BEGIN
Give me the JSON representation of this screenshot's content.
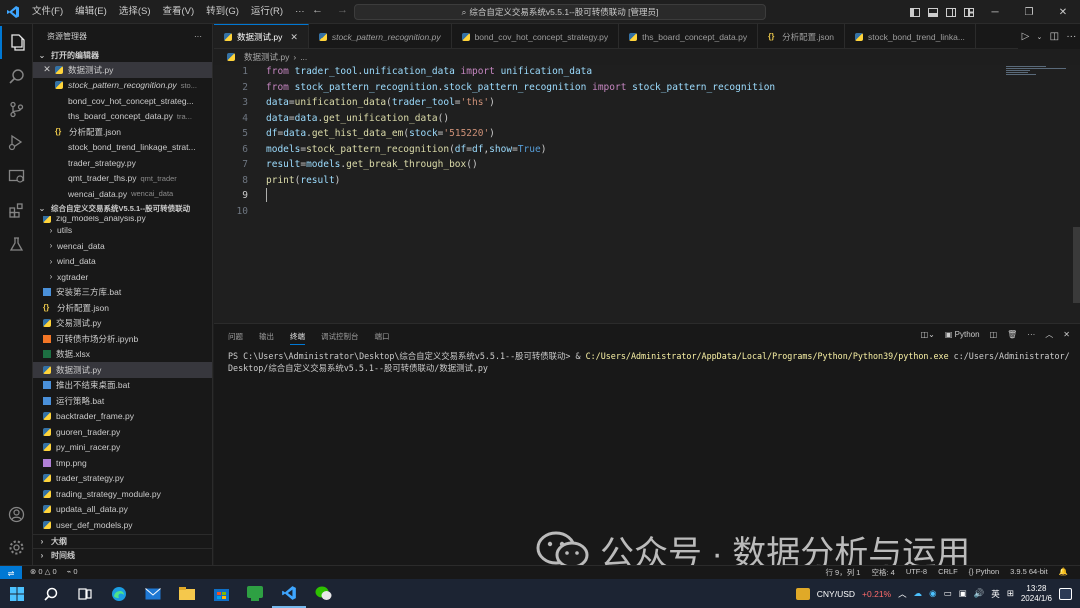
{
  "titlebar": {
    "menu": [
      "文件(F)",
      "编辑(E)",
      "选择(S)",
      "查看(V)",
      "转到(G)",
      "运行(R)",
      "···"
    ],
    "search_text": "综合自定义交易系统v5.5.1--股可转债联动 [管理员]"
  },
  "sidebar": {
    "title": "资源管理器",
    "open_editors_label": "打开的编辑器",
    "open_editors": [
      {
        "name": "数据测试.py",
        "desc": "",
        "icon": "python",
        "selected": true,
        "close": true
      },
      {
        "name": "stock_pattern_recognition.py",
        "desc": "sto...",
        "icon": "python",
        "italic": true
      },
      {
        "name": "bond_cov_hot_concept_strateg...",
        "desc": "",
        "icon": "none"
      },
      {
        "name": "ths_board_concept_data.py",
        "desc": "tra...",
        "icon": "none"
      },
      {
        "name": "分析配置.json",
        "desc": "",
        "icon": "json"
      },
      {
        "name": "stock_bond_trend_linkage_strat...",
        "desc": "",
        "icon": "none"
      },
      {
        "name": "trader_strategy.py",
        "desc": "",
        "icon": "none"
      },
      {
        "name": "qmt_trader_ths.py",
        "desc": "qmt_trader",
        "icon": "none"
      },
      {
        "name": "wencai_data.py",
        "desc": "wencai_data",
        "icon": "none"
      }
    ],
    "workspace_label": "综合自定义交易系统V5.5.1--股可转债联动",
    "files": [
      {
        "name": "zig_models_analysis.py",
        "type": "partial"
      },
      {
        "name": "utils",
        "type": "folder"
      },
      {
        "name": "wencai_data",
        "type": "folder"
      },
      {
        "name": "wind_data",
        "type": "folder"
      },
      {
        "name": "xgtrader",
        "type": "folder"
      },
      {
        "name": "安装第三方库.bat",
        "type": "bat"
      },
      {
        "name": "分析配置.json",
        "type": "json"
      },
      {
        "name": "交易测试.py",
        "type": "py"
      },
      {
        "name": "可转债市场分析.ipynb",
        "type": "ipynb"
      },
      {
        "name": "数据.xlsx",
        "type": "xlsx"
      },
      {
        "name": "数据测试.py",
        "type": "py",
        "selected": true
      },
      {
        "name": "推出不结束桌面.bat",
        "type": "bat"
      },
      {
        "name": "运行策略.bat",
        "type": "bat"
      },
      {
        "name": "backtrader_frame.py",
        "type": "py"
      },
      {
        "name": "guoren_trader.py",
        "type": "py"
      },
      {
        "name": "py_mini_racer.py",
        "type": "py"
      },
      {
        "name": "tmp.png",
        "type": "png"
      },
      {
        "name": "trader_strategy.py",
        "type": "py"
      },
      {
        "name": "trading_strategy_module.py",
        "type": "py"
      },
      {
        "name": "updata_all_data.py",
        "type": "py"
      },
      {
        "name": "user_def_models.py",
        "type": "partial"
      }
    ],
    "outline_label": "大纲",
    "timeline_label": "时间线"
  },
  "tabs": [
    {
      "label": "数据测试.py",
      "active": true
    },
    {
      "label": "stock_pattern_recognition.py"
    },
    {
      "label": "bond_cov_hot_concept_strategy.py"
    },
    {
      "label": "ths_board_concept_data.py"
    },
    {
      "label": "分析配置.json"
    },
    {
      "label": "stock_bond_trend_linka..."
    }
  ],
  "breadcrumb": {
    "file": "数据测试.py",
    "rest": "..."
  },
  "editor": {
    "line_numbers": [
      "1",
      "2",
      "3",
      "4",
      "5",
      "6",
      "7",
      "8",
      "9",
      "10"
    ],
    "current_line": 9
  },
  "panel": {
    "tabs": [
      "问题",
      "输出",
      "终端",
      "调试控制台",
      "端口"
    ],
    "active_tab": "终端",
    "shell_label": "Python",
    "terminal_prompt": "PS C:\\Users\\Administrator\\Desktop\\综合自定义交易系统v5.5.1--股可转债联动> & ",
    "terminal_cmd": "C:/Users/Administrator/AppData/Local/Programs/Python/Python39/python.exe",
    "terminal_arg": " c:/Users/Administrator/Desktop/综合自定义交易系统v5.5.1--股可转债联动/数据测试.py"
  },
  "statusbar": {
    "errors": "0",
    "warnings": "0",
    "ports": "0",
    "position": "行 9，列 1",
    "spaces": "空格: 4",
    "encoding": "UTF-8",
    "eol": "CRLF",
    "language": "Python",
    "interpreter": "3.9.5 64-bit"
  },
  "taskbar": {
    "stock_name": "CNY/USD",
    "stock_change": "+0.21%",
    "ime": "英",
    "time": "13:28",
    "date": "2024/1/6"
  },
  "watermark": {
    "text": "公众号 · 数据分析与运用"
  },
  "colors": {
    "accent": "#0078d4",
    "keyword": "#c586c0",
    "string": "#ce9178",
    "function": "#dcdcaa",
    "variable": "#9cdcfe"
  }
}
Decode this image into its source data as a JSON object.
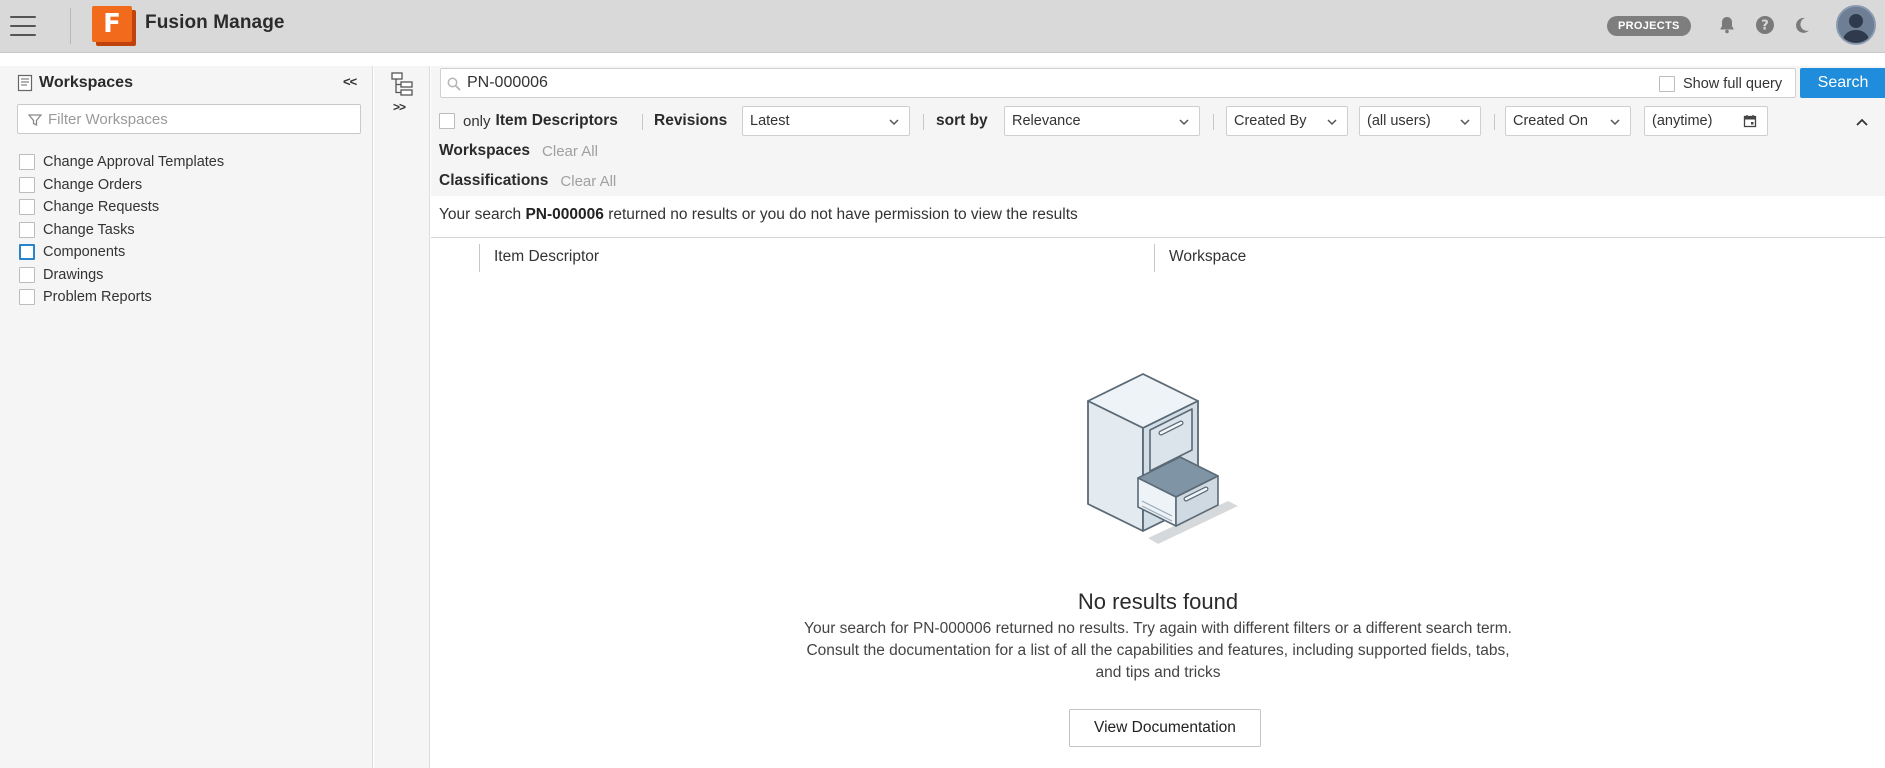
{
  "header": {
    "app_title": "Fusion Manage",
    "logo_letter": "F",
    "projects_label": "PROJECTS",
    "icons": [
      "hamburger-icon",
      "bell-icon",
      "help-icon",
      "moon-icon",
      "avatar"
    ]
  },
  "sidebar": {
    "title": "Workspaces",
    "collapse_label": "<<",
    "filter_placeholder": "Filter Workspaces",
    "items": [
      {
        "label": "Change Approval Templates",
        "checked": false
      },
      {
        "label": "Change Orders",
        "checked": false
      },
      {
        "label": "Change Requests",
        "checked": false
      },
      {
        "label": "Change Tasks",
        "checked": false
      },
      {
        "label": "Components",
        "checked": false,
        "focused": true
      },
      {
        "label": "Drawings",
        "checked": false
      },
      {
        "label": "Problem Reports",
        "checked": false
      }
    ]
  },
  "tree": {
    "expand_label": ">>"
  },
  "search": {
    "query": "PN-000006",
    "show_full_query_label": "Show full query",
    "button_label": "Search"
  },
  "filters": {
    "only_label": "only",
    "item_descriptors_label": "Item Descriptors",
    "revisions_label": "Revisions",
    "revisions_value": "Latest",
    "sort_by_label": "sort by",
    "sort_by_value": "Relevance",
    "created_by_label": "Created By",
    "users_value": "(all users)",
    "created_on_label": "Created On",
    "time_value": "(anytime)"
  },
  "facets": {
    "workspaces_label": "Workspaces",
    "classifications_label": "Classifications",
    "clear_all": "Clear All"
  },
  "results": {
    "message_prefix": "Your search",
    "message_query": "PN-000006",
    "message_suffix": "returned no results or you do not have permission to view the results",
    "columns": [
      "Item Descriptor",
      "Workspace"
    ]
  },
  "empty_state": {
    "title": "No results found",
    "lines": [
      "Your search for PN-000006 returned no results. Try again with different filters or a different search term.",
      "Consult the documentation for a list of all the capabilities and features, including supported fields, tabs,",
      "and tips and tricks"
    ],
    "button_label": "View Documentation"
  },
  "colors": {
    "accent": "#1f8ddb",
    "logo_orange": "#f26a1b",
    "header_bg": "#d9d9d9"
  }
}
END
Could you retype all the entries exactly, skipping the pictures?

Give me the JSON representation of this screenshot's content.
{
  "titlebar": {
    "menu": [
      "文件(F)",
      "编辑(E)",
      "选择(S)",
      "查看(V)",
      "转到(G)",
      "运行(R)",
      "···"
    ],
    "search_text": "综合自定义交易系统v5.5.1--股可转债联动 [管理员]"
  },
  "sidebar": {
    "title": "资源管理器",
    "open_editors_label": "打开的编辑器",
    "open_editors": [
      {
        "name": "数据测试.py",
        "desc": "",
        "icon": "python",
        "selected": true,
        "close": true
      },
      {
        "name": "stock_pattern_recognition.py",
        "desc": "sto...",
        "icon": "python",
        "italic": true
      },
      {
        "name": "bond_cov_hot_concept_strateg...",
        "desc": "",
        "icon": "none"
      },
      {
        "name": "ths_board_concept_data.py",
        "desc": "tra...",
        "icon": "none"
      },
      {
        "name": "分析配置.json",
        "desc": "",
        "icon": "json"
      },
      {
        "name": "stock_bond_trend_linkage_strat...",
        "desc": "",
        "icon": "none"
      },
      {
        "name": "trader_strategy.py",
        "desc": "",
        "icon": "none"
      },
      {
        "name": "qmt_trader_ths.py",
        "desc": "qmt_trader",
        "icon": "none"
      },
      {
        "name": "wencai_data.py",
        "desc": "wencai_data",
        "icon": "none"
      }
    ],
    "workspace_label": "综合自定义交易系统V5.5.1--股可转债联动",
    "files": [
      {
        "name": "zig_models_analysis.py",
        "type": "partial"
      },
      {
        "name": "utils",
        "type": "folder"
      },
      {
        "name": "wencai_data",
        "type": "folder"
      },
      {
        "name": "wind_data",
        "type": "folder"
      },
      {
        "name": "xgtrader",
        "type": "folder"
      },
      {
        "name": "安装第三方库.bat",
        "type": "bat"
      },
      {
        "name": "分析配置.json",
        "type": "json"
      },
      {
        "name": "交易测试.py",
        "type": "py"
      },
      {
        "name": "可转债市场分析.ipynb",
        "type": "ipynb"
      },
      {
        "name": "数据.xlsx",
        "type": "xlsx"
      },
      {
        "name": "数据测试.py",
        "type": "py",
        "selected": true
      },
      {
        "name": "推出不结束桌面.bat",
        "type": "bat"
      },
      {
        "name": "运行策略.bat",
        "type": "bat"
      },
      {
        "name": "backtrader_frame.py",
        "type": "py"
      },
      {
        "name": "guoren_trader.py",
        "type": "py"
      },
      {
        "name": "py_mini_racer.py",
        "type": "py"
      },
      {
        "name": "tmp.png",
        "type": "png"
      },
      {
        "name": "trader_strategy.py",
        "type": "py"
      },
      {
        "name": "trading_strategy_module.py",
        "type": "py"
      },
      {
        "name": "updata_all_data.py",
        "type": "py"
      },
      {
        "name": "user_def_models.py",
        "type": "partial"
      }
    ],
    "outline_label": "大纲",
    "timeline_label": "时间线"
  },
  "tabs": [
    {
      "label": "数据测试.py",
      "active": true
    },
    {
      "label": "stock_pattern_recognition.py"
    },
    {
      "label": "bond_cov_hot_concept_strategy.py"
    },
    {
      "label": "ths_board_concept_data.py"
    },
    {
      "label": "分析配置.json"
    },
    {
      "label": "stock_bond_trend_linka..."
    }
  ],
  "breadcrumb": {
    "file": "数据测试.py",
    "rest": "..."
  },
  "editor": {
    "line_numbers": [
      "1",
      "2",
      "3",
      "4",
      "5",
      "6",
      "7",
      "8",
      "9",
      "10"
    ],
    "current_line": 9
  },
  "panel": {
    "tabs": [
      "问题",
      "输出",
      "终端",
      "调试控制台",
      "端口"
    ],
    "active_tab": "终端",
    "shell_label": "Python",
    "terminal_prompt": "PS C:\\Users\\Administrator\\Desktop\\综合自定义交易系统v5.5.1--股可转债联动> & ",
    "terminal_cmd": "C:/Users/Administrator/AppData/Local/Programs/Python/Python39/python.exe",
    "terminal_arg": " c:/Users/Administrator/Desktop/综合自定义交易系统v5.5.1--股可转债联动/数据测试.py"
  },
  "statusbar": {
    "errors": "0",
    "warnings": "0",
    "ports": "0",
    "position": "行 9，列 1",
    "spaces": "空格: 4",
    "encoding": "UTF-8",
    "eol": "CRLF",
    "language": "Python",
    "interpreter": "3.9.5 64-bit"
  },
  "taskbar": {
    "stock_name": "CNY/USD",
    "stock_change": "+0.21%",
    "ime": "英",
    "time": "13:28",
    "date": "2024/1/6"
  },
  "watermark": {
    "text": "公众号 · 数据分析与运用"
  },
  "colors": {
    "accent": "#0078d4",
    "keyword": "#c586c0",
    "string": "#ce9178",
    "function": "#dcdcaa",
    "variable": "#9cdcfe"
  }
}
Decode this image into its source data as a JSON object.
{
  "header": {
    "app_title": "Fusion Manage",
    "logo_letter": "F",
    "projects_label": "PROJECTS",
    "icons": [
      "hamburger-icon",
      "bell-icon",
      "help-icon",
      "moon-icon",
      "avatar"
    ]
  },
  "sidebar": {
    "title": "Workspaces",
    "collapse_label": "<<",
    "filter_placeholder": "Filter Workspaces",
    "items": [
      {
        "label": "Change Approval Templates",
        "checked": false
      },
      {
        "label": "Change Orders",
        "checked": false
      },
      {
        "label": "Change Requests",
        "checked": false
      },
      {
        "label": "Change Tasks",
        "checked": false
      },
      {
        "label": "Components",
        "checked": false,
        "focused": true
      },
      {
        "label": "Drawings",
        "checked": false
      },
      {
        "label": "Problem Reports",
        "checked": false
      }
    ]
  },
  "tree": {
    "expand_label": ">>"
  },
  "search": {
    "query": "PN-000006",
    "show_full_query_label": "Show full query",
    "button_label": "Search"
  },
  "filters": {
    "only_label": "only",
    "item_descriptors_label": "Item Descriptors",
    "revisions_label": "Revisions",
    "revisions_value": "Latest",
    "sort_by_label": "sort by",
    "sort_by_value": "Relevance",
    "created_by_label": "Created By",
    "users_value": "(all users)",
    "created_on_label": "Created On",
    "time_value": "(anytime)"
  },
  "facets": {
    "workspaces_label": "Workspaces",
    "classifications_label": "Classifications",
    "clear_all": "Clear All"
  },
  "results": {
    "message_prefix": "Your search",
    "message_query": "PN-000006",
    "message_suffix": "returned no results or you do not have permission to view the results",
    "columns": [
      "Item Descriptor",
      "Workspace"
    ]
  },
  "empty_state": {
    "title": "No results found",
    "lines": [
      "Your search for PN-000006 returned no results. Try again with different filters or a different search term.",
      "Consult the documentation for a list of all the capabilities and features, including supported fields, tabs,",
      "and tips and tricks"
    ],
    "button_label": "View Documentation"
  },
  "colors": {
    "accent": "#1f8ddb",
    "logo_orange": "#f26a1b",
    "header_bg": "#d9d9d9"
  }
}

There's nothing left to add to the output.